### Data records

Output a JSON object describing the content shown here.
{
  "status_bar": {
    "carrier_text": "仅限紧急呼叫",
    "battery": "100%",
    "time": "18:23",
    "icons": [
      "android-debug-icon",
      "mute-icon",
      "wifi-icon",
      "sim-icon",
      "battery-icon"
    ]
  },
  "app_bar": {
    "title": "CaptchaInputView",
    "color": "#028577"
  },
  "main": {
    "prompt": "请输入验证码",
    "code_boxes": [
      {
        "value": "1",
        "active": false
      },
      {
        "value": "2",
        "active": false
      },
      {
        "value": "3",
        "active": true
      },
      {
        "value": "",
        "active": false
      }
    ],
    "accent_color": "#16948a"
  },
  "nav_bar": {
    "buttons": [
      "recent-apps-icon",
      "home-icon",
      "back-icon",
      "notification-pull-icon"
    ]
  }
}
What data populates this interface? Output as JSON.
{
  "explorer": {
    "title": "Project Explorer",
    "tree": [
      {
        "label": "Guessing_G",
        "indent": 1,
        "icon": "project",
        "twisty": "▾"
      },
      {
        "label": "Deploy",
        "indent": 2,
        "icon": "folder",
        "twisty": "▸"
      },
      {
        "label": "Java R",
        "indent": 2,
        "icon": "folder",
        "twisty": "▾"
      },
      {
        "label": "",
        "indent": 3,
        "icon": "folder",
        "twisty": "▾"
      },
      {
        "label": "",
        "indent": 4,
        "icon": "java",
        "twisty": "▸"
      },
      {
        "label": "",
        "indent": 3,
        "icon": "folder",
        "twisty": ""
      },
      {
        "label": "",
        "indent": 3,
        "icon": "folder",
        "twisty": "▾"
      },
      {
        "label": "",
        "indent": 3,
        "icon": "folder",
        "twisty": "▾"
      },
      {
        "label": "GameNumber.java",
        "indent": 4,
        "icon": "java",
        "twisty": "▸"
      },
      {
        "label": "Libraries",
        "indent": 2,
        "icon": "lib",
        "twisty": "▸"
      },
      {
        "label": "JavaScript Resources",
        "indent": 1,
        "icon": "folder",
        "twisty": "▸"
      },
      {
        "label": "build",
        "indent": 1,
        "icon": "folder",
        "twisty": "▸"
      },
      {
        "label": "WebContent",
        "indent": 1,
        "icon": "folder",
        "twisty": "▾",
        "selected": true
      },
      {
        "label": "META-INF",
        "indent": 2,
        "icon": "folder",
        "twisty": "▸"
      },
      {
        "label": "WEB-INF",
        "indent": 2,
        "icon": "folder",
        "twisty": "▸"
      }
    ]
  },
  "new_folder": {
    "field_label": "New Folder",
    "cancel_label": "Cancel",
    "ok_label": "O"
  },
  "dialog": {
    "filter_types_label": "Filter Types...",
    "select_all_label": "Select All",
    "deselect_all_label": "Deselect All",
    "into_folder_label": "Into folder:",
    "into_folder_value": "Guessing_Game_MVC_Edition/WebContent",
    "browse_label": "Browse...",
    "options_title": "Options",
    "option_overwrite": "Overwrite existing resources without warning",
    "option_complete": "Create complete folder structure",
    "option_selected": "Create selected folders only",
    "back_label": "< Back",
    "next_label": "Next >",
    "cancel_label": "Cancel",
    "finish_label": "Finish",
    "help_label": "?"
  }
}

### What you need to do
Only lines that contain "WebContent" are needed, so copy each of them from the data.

### Reply
        "label": "WebContent",
    "into_folder_value": "Guessing_Game_MVC_Edition/WebContent",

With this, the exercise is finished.